Once in possession of the map, the individual will proceed to the different points such as a comical mural in Little Italy (for example), designed by a local artist. Nearby the treasures, it would be a good opportunity to tell a bit of the history of the city or the area itself. The person then can take a picture of the treasure or, depending on the art style, with the treasure and then collect a stamp on a café close by, giving the individual an opportunity to have brunch at a local restaurant before following to the next point on the circuit.
Before implementing the game, elements such as location, culture and history, infrastructure, development, and potential for engagement should be considered. As said before, the hunt should be designed to be easily or moderately achievable for the average individual.
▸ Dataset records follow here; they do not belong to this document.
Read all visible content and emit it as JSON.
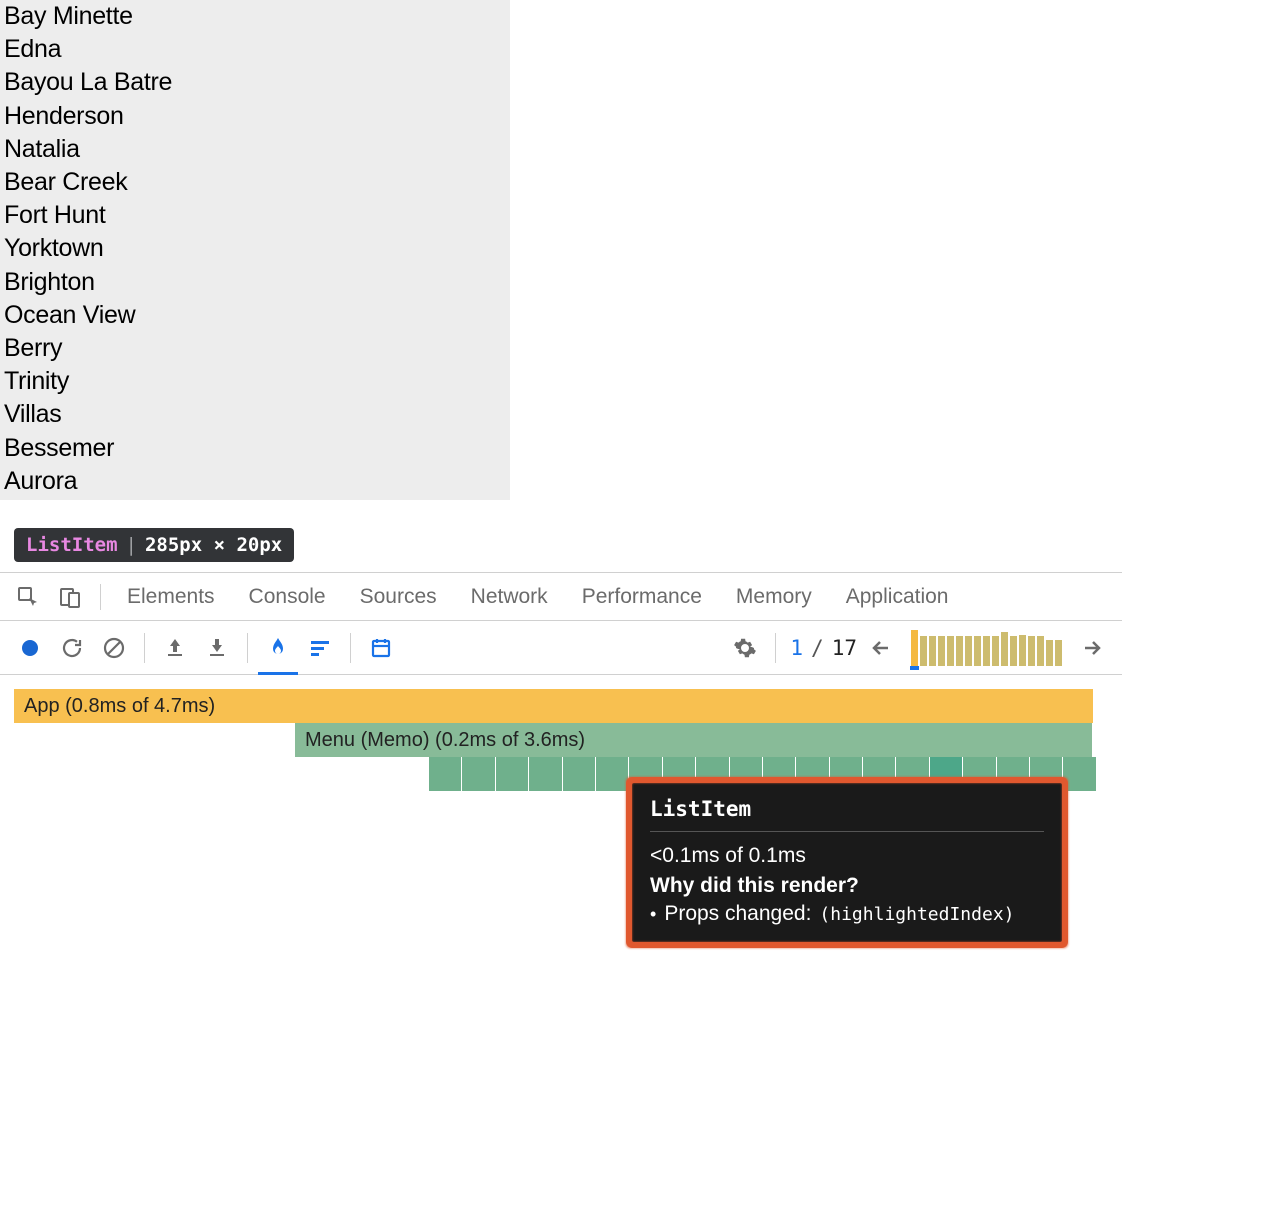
{
  "list_items": [
    "Bay Minette",
    "Edna",
    "Bayou La Batre",
    "Henderson",
    "Natalia",
    "Bear Creek",
    "Fort Hunt",
    "Yorktown",
    "Brighton",
    "Ocean View",
    "Berry",
    "Trinity",
    "Villas",
    "Bessemer",
    "Aurora"
  ],
  "inspector": {
    "component": "ListItem",
    "dimensions": "285px × 20px"
  },
  "devtools": {
    "tabs": [
      "Elements",
      "Console",
      "Sources",
      "Network",
      "Performance",
      "Memory",
      "Application"
    ]
  },
  "profiler": {
    "commit_current": "1",
    "commit_separator": "/",
    "commit_total": "17",
    "commit_bars": [
      36,
      30,
      30,
      30,
      30,
      30,
      30,
      30,
      30,
      30,
      34,
      30,
      31,
      30,
      30,
      26,
      26
    ]
  },
  "flamegraph": {
    "app_label": "App (0.8ms of 4.7ms)",
    "menu_label": "Menu (Memo) (0.2ms of 3.6ms)",
    "item_count": 20,
    "highlighted_item_index": 15
  },
  "tooltip": {
    "title": "ListItem",
    "timing": "<0.1ms of 0.1ms",
    "why_heading": "Why did this render?",
    "reason_prefix": "Props changed:",
    "reason_detail": "(highlightedIndex)"
  }
}
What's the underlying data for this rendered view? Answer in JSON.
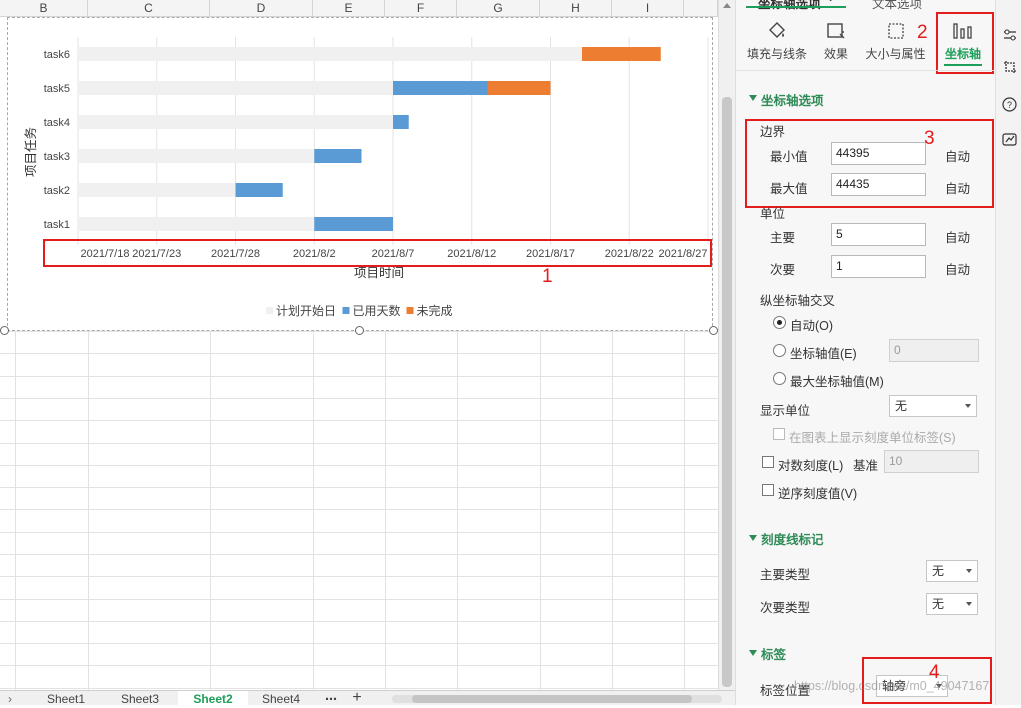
{
  "sheet": {
    "columns": [
      "B",
      "C",
      "D",
      "E",
      "F",
      "G",
      "H",
      "I"
    ],
    "tabs": [
      "Sheet1",
      "Sheet3",
      "Sheet2",
      "Sheet4"
    ],
    "active_tab": "Sheet2",
    "more_tabs_icon": "ellipsis-icon",
    "add_sheet_icon": "plus-icon"
  },
  "chart_data": {
    "type": "bar",
    "stacked": true,
    "orientation": "horizontal",
    "categories": [
      "task1",
      "task2",
      "task3",
      "task4",
      "task5",
      "task6"
    ],
    "series": [
      {
        "name": "计划开始日",
        "color": "#f0f0f0",
        "values": [
          44410,
          44405,
          44410,
          44415,
          44415,
          44427
        ]
      },
      {
        "name": "已用天数",
        "color": "#5b9bd5",
        "values": [
          5,
          3,
          3,
          1,
          6,
          0
        ]
      },
      {
        "name": "未完成",
        "color": "#ed7d31",
        "values": [
          0,
          0,
          0,
          0,
          4,
          5
        ]
      }
    ],
    "xlim": [
      44395,
      44435
    ],
    "x_ticks": [
      "2021/7/18",
      "2021/7/23",
      "2021/7/28",
      "2021/8/2",
      "2021/8/7",
      "2021/8/12",
      "2021/8/17",
      "2021/8/22",
      "2021/8/27"
    ],
    "xlabel": "项目时间",
    "ylabel": "项目任务",
    "legend": "bottom",
    "grid": true
  },
  "annotations": [
    "1",
    "2",
    "3",
    "4"
  ],
  "pane": {
    "top_tabs": [
      "坐标轴选项",
      "文本选项"
    ],
    "tab_dropdown_icon": "chevron-down-icon",
    "icon_tabs": [
      {
        "label": "填充与线条",
        "icon": "fill-bucket-icon"
      },
      {
        "label": "效果",
        "icon": "effects-icon"
      },
      {
        "label": "大小与属性",
        "icon": "size-properties-icon"
      },
      {
        "label": "坐标轴",
        "icon": "axis-bars-icon"
      }
    ],
    "axis_options_title": "坐标轴选项",
    "bounds": {
      "title": "边界",
      "min_label": "最小值",
      "min_value": "44395",
      "min_auto": "自动",
      "max_label": "最大值",
      "max_value": "44435",
      "max_auto": "自动"
    },
    "units": {
      "title": "单位",
      "major_label": "主要",
      "major_value": "5",
      "major_auto": "自动",
      "minor_label": "次要",
      "minor_value": "1",
      "minor_auto": "自动"
    },
    "cross": {
      "title": "纵坐标轴交叉",
      "auto": "自动(O)",
      "axis_value": "坐标轴值(E)",
      "axis_value_input": "0",
      "max_value": "最大坐标轴值(M)"
    },
    "display_units": {
      "label": "显示单位",
      "value": "无",
      "show_label": "在图表上显示刻度单位标签(S)"
    },
    "log_scale": {
      "label": "对数刻度(L)",
      "base_label": "基准",
      "base_value": "10"
    },
    "reverse": {
      "label": "逆序刻度值(V)"
    },
    "tick_marks": {
      "title": "刻度线标记",
      "major_label": "主要类型",
      "major_value": "无",
      "minor_label": "次要类型",
      "minor_value": "无"
    },
    "labels": {
      "title": "标签",
      "position_label": "标签位置",
      "position_value": "轴旁"
    },
    "watermark": "https://blog.csdn.net/m0_49047167"
  },
  "sidebar_icons": [
    "settings-sliders-icon",
    "crop-icon",
    "help-icon",
    "chart-icon"
  ]
}
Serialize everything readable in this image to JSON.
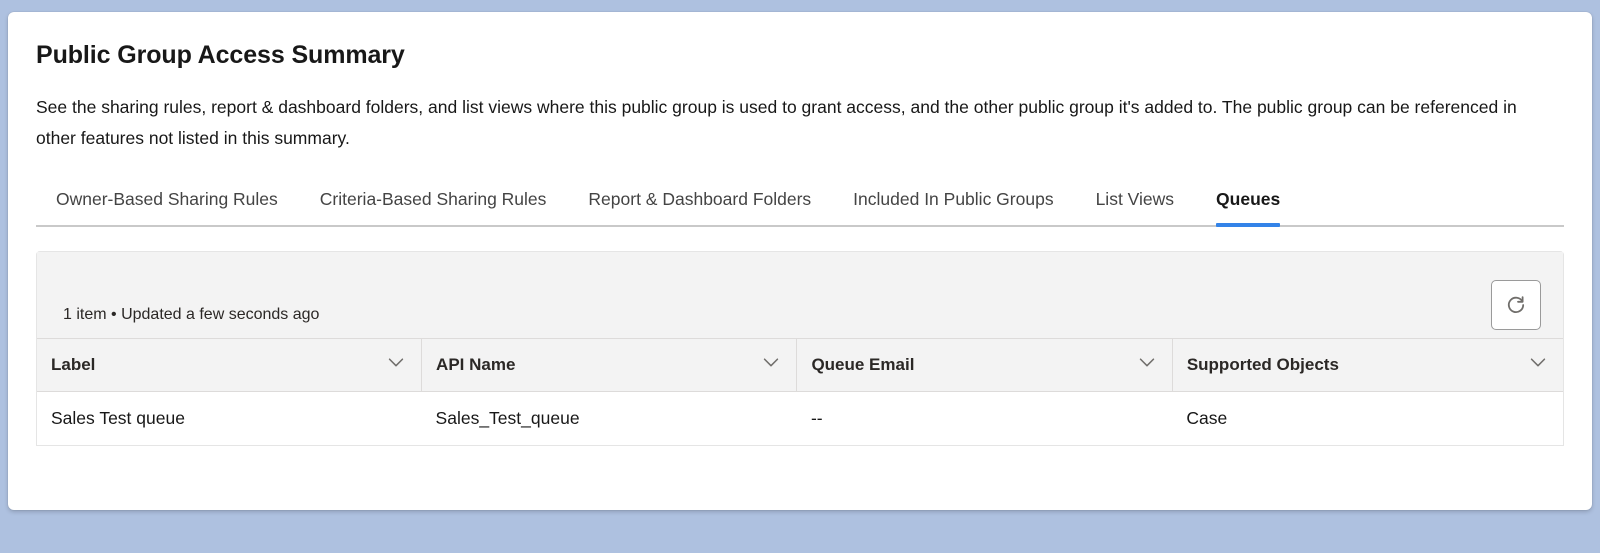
{
  "page": {
    "title": "Public Group Access Summary",
    "description": "See the sharing rules, report & dashboard folders, and list views where this public group is used to grant access, and the other public group it's added to. The public group can be referenced in other features not listed in this summary."
  },
  "tabs": [
    {
      "label": "Owner-Based Sharing Rules",
      "active": false
    },
    {
      "label": "Criteria-Based Sharing Rules",
      "active": false
    },
    {
      "label": "Report & Dashboard Folders",
      "active": false
    },
    {
      "label": "Included In Public Groups",
      "active": false
    },
    {
      "label": "List Views",
      "active": false
    },
    {
      "label": "Queues",
      "active": true
    }
  ],
  "list": {
    "status_text": "1 item • Updated a few seconds ago",
    "refresh_icon": "refresh-icon",
    "columns": [
      {
        "label": "Label",
        "sort_icon": "chevron-down-icon"
      },
      {
        "label": "API Name",
        "sort_icon": "chevron-down-icon"
      },
      {
        "label": "Queue Email",
        "sort_icon": "chevron-down-icon"
      },
      {
        "label": "Supported Objects",
        "sort_icon": "chevron-down-icon"
      }
    ],
    "rows": [
      {
        "label": "Sales Test queue",
        "api_name": "Sales_Test_queue",
        "queue_email": "--",
        "supported_objects": "Case"
      }
    ]
  },
  "colors": {
    "page_background": "#aec1e0",
    "card_background": "#ffffff",
    "active_tab_underline": "#3383e8",
    "header_row_background": "#f3f3f3",
    "text_primary": "#181818",
    "text_secondary": "#444444",
    "border": "#dddbda"
  }
}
The treasure’s location has the potential to highlight factors unique to the area such as culture and history. Therefore, their location has to be well thought to drive more exploration and potential development to the area. In terms of development and infrastructure, the treasures have the potential to increase the number of visitors of a certain area which can in turn further develop the region.
It is advisable that the location is not placed in an area that lacks basic infrastructure or is underdeveloped as it causes individuals to skip that specific treasure or even diminish the reputation of the entire game. Treasures should be placed and designed in such a manner that engage with their audience while at the same educate them about local culture and history.
Scavenger Hunting does not have to be costly. Yes, the city can commission a renowned artist to paint the murals or make an installation but it also has multiple avenues such as opening a contest for local artists to submit their ideas, art and time on a volunteer basis while the city pays for the materials for instance, allowing the artist to gain brand recognition while the overall city benefits.
The city can also create a competition where arts students in university can compete for the ‘best mural’, the city can then create a website where people can choose their favorites (leading to increased marketing) and the city can commission an independent group to finalize the process. The private sector should also be taken into consideration by becoming co-sponsors of the initiative, this would allow the project to become less strenuous to the city. Tax deductions for commissioned public art could serve as an incentive. The use of available landmarks and prior works should also be main drivers.
Scavenger Hunt has already been implemented in different cities across the world such as Busan, South Korea and Penang, Malaysia. In the US, companies such as Let’s Roam (Google Apps) and ScavengerHunt provide guided experiences around the country. This provides tourists with a different twist to engaging and learning about local culture while also visiting unique areas of the city, providing an enriching experience that they can take back home.
In light of COVID-19, there has been a growing trend in digital scavenge hunt. This form of scavenging hunt aims to use sounds, images and other cues that can be searched or shared on the internet to engage the audience. It can be repurposed as a team-building activity, classroom teaching and leisure. Cities may still be able to engage with their audience by, for example, showing images and description of art from around the city and asking participants to find out where the image is from on Google Maps or requesting that the audience complete a sentence or find the right answer between a multiple-choice question.